- **Dataset content**:
# # # # #

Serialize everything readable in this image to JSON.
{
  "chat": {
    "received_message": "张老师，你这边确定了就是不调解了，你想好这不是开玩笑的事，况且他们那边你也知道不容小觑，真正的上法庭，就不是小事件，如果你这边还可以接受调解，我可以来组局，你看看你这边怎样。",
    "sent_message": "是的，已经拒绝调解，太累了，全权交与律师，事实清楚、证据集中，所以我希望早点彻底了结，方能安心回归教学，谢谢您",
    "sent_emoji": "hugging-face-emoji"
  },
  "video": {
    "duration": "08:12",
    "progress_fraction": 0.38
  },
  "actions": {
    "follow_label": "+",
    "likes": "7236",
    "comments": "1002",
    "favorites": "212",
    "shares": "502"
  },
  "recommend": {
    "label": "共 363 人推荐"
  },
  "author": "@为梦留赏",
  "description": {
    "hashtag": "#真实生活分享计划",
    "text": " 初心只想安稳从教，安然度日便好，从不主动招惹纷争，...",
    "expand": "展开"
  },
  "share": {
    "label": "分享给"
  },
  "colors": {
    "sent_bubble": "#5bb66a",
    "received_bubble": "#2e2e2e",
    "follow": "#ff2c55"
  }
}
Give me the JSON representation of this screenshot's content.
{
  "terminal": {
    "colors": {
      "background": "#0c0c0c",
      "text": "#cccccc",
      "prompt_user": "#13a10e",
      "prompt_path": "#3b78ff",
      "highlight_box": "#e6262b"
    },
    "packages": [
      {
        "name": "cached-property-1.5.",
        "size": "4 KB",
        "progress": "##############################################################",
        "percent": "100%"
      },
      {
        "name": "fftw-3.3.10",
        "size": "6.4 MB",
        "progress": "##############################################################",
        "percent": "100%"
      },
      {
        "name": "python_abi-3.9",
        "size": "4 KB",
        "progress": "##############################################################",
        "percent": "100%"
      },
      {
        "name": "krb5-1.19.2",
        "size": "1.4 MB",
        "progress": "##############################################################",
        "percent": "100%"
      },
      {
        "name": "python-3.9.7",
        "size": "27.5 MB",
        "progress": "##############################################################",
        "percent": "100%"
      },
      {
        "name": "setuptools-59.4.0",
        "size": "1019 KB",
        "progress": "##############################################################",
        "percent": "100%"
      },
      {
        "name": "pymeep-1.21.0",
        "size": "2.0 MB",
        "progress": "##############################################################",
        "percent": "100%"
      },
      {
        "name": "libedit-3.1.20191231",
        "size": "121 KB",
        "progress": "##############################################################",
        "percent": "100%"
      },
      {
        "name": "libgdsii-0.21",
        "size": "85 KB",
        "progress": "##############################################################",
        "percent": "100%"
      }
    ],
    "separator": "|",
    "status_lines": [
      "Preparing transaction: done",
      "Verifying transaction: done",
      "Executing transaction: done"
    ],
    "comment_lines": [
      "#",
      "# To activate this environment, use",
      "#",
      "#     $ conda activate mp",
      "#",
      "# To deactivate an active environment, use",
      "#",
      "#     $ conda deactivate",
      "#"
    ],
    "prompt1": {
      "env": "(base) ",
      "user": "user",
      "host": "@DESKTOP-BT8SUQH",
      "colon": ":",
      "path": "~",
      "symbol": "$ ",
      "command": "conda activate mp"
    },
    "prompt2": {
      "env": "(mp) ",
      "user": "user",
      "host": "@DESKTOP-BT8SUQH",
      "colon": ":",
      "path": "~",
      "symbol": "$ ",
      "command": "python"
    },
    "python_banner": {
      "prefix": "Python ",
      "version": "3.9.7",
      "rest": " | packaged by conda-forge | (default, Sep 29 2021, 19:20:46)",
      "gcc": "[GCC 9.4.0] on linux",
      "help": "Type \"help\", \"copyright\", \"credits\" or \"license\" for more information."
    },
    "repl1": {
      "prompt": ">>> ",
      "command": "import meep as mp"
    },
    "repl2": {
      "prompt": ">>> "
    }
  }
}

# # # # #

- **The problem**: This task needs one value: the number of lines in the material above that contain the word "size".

- **Solution for this task**: 9